Demonstrate Equipment Setup

A licence candidate will be required to demonstrate connecting a transceiver safely to a power supply, microphone, transmission line and antenna. The image below shows:

Setup Procedure

  1. Connect a length of transmission line to the dummy load (antenna) using the UHF connector.
  2. Connect the other end of the transmission line to the UHF connector on the back of the tuner labeled “Antenna”.
  3. Use a second length of transmission line to connect from the back of the tuner (UHF connector labeled “Transmitter”) to the UHF connector on the rear of the radio. Note: two connectors on the rear of the FT-857D: the UHF connector is for HF / 50 MHz and the N connector is for 144 & 433 MHz. It is always good practice to connect a second dummy load to the N connector to protect this output.
  4. Connect the DC power lead to the transceiver and the other end of the lead to the power supply. Note that red is positive and can be followed all the way from the transceiver to the power supply (and the same for black – negative or ground). Reverse or incorrect polarity may damage the transceiver. Ensure the fuses are installed and of the correct / recommended value.
  5. Plug the microphone into the transceiver.
  6. Ensure that the switch on the power supply is in the OFF position.
  7. Plug the IEC cable into the rear of the power supply and the three (3) pin plug into a wall socket or power board.
  8. Check all of the cables are connected properly and secure.
  9. Switch on the power at the wall socket and at the power supply.
  10. Finally, switch on the radio and observe your good work

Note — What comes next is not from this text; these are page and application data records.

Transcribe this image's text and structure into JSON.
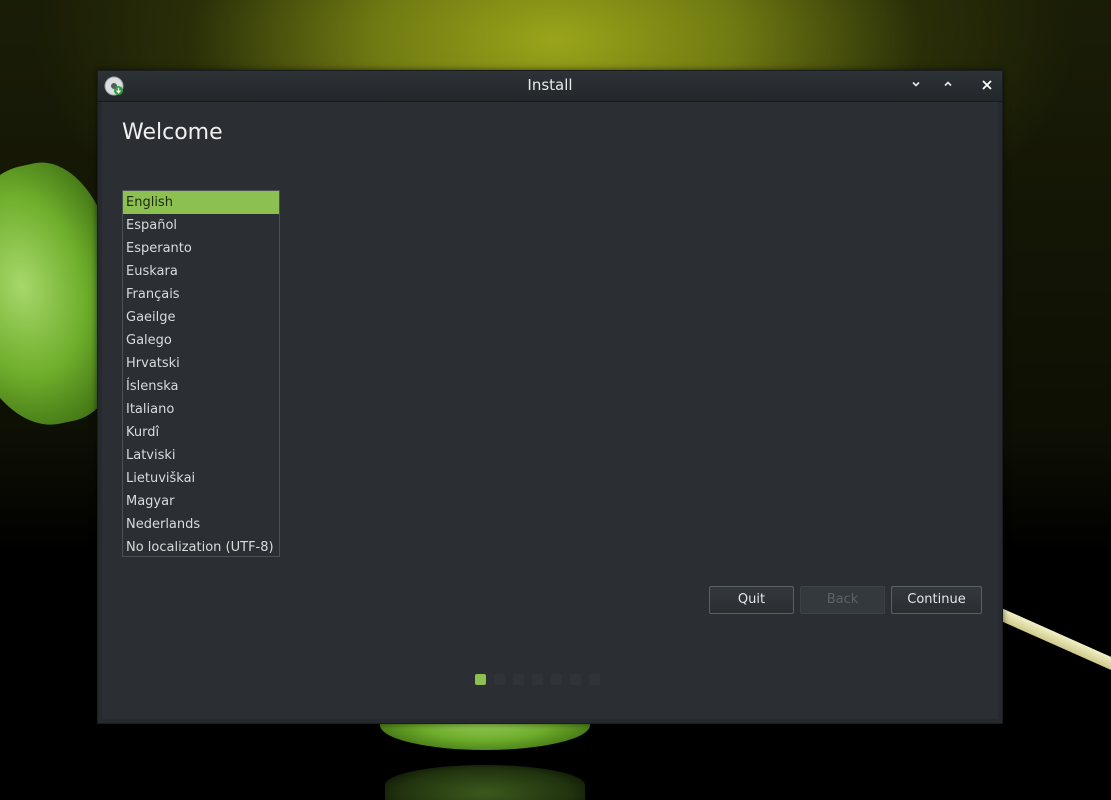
{
  "window": {
    "title": "Install",
    "controls": {
      "minimize_icon": "chevron-down-icon",
      "maximize_icon": "chevron-up-icon",
      "close_icon": "close-icon"
    }
  },
  "page": {
    "title": "Welcome"
  },
  "languages": {
    "selected_index": 0,
    "items": [
      "English",
      "Español",
      "Esperanto",
      "Euskara",
      "Français",
      "Gaeilge",
      "Galego",
      "Hrvatski",
      "Íslenska",
      "Italiano",
      "Kurdî",
      "Latviski",
      "Lietuviškai",
      "Magyar",
      "Nederlands",
      "No localization (UTF-8)"
    ]
  },
  "buttons": {
    "quit": "Quit",
    "back": "Back",
    "continue": "Continue"
  },
  "progress": {
    "current_step": 1,
    "total_steps": 7
  },
  "colors": {
    "accent": "#8cc152",
    "window_bg": "#2b2f33",
    "titlebar_bg": "#262a2e"
  }
}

The disconnection procedure is exactly opposite to the above.

For additional safety in the shack, all equipment should have an individual earth connection back to a common earthing bar. Do not daisy chain the equipment grounds as this may result in ground loops and unwanted earth currents.

Requirement to Listen

  • An amateur licence candidate will be required to recall and demonstrate the requirement to listen on a frequency before transmitting to ensure that interference will not be caused to other stations using the frequency.

Operating Practices

  • CQ CQ CQ this is VK3XXX VK3XXX VK3XXX over
  • VK3XXX this is VK3YYY over
  • This is VK3XXX listening over
  • This is VK3XXX is this frequency in use over
  • VK3YYY this is VK3XXX your signal report is 5 and 9 over
  • RST = Readability Strength Tone (CW)
  • Signal strengths above 9 are: +10 dB etc.

Making a CQ call and changing to a working frequency

  • Listen for a free frequency (say 145.600 MHz)
  • “This is VK3XXX is this frequency in use over”
  • Change back to the previous operating frequency
  • “VK3YYY this is VK3XXX please QSY to 145.600 over”
  • VK3XXX this is VK3YYY QSY to 145.600 over
  • Change frequency to 145.600 MHz
  • Listen to ensure the frequency is still not in use
  • “VK3YYY this is VK3XXX are you on frequency over”
  • VK3XXX this is VK3YYY I hear you loud and clear over

Transmitter Measurements

A licence candidate needs to be able to recall and demonstrate the measurement, or estimation, of the output power of a transmitter and measure the SWR using a suitable measuring device such as the one shown below. They also need to be able to describe or demonstrate the methods used to correct simple problems such as a high SWR, excessive modulation, and excessive output power.


Operating through a repeater

What is CTCSS (Continuous Tone Coded Squelch System) used for?

  • This system is designed to reduce annoying signals and will assist in masking co co-channel interference
  • A tone is transmitted each time the press to talk button is pressed that is detected in the receiver and allows the mute (or squelch) to open
  • The tone is in the 67 to 257 Hz range and often referred to as a sub-audible tone

What is DTMF (Dual Tone Multiple Frequency) used for?

  • DTMF is used for telephone signalling over a medium such as a telephone line or radio link
  • DTMF is the signal produced by your mobile phone keypad
  • Two voice frequency tones of different frequencies are transmitted simultaneously
  • Often used to switch on or off and control remote equipment such as repeaters

Why leave a break between overs when operating through a repeater?

  • Allows other traffic to break in
  • Allows access for emergency traffic

What is a Repeater?

A radio repeater is a combination of a radio receiver and a radio transmitter that receives a signal and retransmits it, so that two-way radio signals can cover longer distances.

Repeaters are usually located high up on a hill for maximum coverage.


Q Codes are internationally recognised abbreviations that are commonly used in communications. They are used in phonetics for clarity and for CW as abbreviations.